The pandemic threatened to derail the theatre's extensive renovation project.

The results aim to recreate the charm of the theatre's heyday - from a vibrant bar named after Oscar-winning designer and costumier Cecil Beaton, to a stylish nook adorned with theatre-related artwork.

At the helm of the ambitious project was Madeleine Lloyd Webber, wife of British composer and theatre impresario Andrew Lloyd Webber, who owns the theatre and six others across the capital.

She wants to persuade visitors to come back to the theatre district.

"We want to, with Drury Lane, set the bar extremely high, we want to be the first five-star theatre destination in the world, frankly," says Lloyd Webber.

Madeleine and her husband have both been keen to encourage audiences back to the theatre and London's West End.

"I'd like our teas to be a magnet, I want people to go to the theatre, have afternoon tea before or after, or just come to this beautiful set of rooms and have a luxury tea and they don't need to go to the theatre, but it brings people into the West End," says Madeleine.

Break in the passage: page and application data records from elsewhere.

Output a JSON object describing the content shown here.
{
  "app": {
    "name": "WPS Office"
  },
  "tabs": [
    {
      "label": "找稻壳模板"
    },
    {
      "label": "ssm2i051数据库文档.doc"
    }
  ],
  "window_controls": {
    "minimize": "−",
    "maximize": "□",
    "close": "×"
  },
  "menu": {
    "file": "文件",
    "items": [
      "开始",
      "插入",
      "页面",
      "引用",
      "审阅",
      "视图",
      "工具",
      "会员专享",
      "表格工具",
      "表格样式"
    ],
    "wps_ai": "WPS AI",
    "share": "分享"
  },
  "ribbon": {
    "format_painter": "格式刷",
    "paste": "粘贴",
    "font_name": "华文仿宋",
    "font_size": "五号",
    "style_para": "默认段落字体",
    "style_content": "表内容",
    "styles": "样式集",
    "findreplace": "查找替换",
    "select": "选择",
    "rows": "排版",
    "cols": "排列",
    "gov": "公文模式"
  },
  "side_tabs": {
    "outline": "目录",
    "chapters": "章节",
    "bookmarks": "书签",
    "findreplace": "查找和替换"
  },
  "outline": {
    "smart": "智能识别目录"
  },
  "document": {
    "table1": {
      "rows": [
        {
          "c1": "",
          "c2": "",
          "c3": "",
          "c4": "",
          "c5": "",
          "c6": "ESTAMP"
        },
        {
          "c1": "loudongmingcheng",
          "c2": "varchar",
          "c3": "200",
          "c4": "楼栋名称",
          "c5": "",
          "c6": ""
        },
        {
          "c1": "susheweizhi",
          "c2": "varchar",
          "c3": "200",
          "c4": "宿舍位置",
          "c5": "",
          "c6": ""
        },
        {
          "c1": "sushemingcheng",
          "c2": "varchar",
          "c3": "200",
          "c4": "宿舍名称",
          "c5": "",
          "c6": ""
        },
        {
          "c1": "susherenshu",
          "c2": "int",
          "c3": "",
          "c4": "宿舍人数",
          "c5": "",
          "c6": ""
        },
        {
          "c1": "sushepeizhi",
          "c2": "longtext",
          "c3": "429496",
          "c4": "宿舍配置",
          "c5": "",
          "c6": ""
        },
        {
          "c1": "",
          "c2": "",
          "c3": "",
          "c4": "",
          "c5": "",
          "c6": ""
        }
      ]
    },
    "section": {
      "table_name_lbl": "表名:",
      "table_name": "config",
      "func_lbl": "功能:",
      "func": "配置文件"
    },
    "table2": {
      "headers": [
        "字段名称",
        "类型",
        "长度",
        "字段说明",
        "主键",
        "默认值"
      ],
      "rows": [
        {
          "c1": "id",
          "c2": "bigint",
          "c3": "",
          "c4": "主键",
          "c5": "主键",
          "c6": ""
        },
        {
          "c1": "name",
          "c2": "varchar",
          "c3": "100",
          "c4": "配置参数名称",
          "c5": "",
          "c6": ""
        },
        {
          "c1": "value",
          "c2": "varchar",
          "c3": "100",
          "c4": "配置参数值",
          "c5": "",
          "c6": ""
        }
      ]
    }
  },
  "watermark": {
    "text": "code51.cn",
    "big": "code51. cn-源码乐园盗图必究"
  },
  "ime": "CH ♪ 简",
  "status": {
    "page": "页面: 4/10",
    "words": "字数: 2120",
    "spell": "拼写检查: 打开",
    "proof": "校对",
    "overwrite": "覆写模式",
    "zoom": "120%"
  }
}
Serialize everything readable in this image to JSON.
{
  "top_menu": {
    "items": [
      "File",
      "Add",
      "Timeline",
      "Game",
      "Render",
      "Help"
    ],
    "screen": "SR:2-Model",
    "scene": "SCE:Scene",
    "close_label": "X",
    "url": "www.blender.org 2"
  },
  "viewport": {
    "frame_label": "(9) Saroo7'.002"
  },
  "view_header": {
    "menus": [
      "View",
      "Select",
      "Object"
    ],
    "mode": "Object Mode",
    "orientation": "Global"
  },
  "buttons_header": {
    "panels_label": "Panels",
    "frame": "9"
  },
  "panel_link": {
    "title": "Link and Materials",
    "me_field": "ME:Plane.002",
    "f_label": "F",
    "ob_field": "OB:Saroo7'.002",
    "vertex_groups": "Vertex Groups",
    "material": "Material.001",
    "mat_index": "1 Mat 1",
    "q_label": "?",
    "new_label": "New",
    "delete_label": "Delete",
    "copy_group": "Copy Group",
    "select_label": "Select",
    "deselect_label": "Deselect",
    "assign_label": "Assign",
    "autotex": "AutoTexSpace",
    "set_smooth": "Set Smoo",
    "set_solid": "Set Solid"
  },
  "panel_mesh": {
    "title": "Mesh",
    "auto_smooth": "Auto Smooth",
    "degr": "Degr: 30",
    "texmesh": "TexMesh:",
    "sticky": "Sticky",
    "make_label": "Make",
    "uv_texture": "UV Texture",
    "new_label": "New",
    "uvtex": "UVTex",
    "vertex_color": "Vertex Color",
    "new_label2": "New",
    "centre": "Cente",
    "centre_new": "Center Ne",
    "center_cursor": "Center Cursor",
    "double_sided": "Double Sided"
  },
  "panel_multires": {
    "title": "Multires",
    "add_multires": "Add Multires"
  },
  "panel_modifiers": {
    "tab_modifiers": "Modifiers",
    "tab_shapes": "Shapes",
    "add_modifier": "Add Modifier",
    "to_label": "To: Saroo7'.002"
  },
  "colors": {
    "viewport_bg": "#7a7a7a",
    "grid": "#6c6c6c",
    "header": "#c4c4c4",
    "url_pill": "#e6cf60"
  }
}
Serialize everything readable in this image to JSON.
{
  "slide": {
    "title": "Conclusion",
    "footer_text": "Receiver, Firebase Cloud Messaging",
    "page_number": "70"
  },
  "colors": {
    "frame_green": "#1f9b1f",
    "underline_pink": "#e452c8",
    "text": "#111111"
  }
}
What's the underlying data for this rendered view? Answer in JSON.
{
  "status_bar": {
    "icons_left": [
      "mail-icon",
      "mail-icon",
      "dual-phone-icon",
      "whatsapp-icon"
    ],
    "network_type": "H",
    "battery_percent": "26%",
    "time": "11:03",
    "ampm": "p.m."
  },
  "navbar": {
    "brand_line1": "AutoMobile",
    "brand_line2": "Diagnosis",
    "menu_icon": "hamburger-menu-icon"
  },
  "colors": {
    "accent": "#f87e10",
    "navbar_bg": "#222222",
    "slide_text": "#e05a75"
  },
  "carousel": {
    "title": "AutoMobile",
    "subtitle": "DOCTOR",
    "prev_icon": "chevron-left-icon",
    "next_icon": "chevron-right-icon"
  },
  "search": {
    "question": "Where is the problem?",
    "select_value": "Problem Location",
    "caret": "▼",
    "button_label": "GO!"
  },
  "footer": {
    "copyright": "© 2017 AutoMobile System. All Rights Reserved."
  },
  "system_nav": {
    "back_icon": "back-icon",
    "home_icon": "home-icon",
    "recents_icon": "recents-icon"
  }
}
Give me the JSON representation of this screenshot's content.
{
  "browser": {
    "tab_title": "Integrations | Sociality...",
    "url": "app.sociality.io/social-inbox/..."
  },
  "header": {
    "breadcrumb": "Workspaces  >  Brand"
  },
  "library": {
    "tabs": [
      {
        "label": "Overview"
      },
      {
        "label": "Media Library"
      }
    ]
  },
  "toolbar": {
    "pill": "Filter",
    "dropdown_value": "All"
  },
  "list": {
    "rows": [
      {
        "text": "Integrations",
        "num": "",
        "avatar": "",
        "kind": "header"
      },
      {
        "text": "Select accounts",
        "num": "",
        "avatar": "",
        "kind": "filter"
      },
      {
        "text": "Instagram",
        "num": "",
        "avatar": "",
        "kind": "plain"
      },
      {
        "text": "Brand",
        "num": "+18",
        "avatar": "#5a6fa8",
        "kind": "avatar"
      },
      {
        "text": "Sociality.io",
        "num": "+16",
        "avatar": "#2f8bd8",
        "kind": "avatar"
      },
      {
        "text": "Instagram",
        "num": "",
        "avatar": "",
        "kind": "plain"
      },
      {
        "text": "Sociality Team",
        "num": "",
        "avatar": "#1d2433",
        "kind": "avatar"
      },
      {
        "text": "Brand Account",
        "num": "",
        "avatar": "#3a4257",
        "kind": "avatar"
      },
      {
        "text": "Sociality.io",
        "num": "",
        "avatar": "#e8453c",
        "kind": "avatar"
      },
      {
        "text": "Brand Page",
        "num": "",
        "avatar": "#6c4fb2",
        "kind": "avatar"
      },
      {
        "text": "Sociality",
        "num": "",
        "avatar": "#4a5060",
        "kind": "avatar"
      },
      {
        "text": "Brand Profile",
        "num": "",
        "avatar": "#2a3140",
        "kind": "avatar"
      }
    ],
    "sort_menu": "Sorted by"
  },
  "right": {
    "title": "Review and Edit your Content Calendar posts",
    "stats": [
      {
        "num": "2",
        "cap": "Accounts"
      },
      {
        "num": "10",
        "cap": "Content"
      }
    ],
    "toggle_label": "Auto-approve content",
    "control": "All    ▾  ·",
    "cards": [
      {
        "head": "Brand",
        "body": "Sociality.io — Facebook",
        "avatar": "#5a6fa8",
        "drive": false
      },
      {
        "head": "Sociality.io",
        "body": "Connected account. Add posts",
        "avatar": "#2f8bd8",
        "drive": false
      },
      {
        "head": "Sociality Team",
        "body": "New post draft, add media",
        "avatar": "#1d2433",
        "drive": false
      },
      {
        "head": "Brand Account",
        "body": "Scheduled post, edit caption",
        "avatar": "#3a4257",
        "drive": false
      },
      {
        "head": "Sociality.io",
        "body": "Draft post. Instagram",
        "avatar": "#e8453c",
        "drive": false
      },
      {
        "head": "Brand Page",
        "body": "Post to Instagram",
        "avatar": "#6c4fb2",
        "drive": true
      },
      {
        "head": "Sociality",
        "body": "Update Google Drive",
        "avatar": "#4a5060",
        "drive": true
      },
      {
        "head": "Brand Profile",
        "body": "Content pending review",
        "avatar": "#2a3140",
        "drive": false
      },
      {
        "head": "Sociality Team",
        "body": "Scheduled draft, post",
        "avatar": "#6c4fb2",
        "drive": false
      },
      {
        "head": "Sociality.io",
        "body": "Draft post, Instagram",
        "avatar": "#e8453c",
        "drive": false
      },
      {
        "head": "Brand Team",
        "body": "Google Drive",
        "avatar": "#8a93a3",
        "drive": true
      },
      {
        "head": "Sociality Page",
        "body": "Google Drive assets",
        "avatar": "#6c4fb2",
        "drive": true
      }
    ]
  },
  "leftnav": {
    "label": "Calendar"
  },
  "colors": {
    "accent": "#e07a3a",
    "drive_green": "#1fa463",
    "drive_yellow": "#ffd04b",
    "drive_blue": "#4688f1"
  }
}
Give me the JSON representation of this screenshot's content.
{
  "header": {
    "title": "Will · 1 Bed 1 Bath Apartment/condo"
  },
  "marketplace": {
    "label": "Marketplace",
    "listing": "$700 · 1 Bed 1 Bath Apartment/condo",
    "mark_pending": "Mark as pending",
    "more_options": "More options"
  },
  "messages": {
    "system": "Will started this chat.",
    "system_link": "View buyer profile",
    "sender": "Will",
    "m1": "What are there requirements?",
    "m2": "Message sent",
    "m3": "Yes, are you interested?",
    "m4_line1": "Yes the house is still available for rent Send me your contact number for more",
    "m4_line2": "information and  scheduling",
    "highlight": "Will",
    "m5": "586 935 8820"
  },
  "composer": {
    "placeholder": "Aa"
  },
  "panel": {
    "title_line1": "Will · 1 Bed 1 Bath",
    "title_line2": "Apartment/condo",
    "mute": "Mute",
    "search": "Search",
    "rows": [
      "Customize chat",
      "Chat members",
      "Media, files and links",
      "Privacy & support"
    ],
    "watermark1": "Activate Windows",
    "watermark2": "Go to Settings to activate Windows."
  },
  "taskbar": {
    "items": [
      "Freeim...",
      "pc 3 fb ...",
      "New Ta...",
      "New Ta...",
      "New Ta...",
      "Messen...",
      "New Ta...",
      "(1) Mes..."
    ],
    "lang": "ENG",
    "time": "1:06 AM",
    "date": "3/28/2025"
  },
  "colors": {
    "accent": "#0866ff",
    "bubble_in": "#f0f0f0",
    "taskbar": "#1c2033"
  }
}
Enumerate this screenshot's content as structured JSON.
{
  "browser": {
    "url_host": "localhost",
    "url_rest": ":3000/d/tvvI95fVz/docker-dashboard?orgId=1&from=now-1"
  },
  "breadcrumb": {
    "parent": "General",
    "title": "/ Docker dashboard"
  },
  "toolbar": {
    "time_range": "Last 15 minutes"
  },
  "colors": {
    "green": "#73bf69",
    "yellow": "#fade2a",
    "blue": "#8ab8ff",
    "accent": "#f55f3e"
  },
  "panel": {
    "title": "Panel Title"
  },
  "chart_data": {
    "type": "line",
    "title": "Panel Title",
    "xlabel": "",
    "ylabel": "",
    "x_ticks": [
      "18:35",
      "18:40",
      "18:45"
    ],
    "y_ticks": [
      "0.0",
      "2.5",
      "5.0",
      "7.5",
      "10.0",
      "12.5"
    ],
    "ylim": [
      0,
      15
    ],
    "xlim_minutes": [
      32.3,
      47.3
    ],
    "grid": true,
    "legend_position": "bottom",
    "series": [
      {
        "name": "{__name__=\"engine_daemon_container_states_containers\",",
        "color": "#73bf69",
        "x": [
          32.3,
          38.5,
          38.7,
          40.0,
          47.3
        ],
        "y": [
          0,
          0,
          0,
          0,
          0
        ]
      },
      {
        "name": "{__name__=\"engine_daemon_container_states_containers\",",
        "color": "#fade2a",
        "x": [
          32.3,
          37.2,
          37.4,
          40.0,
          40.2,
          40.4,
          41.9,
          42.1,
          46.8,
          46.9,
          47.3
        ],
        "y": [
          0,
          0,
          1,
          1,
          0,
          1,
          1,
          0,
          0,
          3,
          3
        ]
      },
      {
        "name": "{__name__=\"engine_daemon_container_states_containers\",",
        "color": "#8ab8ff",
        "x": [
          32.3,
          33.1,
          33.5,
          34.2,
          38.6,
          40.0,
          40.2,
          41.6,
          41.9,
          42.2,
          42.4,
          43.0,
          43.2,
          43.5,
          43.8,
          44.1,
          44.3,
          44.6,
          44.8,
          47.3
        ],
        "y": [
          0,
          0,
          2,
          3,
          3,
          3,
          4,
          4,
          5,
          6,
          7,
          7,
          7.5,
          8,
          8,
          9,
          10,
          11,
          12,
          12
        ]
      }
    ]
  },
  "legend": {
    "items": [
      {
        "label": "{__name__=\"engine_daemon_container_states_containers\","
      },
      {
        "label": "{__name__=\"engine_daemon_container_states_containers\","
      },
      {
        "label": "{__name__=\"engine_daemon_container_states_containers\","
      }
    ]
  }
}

"It brings them in, it uses public transport, it uses the restaurants and the cafes. We've got to make the place vibrant again, and not just the West End, all over Britain."

Amongst the cautiously optimistic are industry experts like Matthew Hemley of The Stage, a weekly newspaper that covers the British entertainment and theatre industries.

"I think right now the outlook for theatre is very positive. And what Theatre Royal Drury Lane is showing is theatres having to think outside of the box a little bit more about how they get audiences back through the doors," he says.

"It is very positive at the moment. Audiences seem really hungry to come back and see live entertainment and to be sitting next to each other in a theatre and enjoying that communal experience. But I think we are worried about the winter months and what restrictions that may bring, especially in terms of more lockdowns or the return of social distancing, which quite frankly, I don't think theatre could face any more of."

Afternoon Tea in the Grand Saloon at the Theatre Royal Drury Lane opened on Monday 18 October 2021.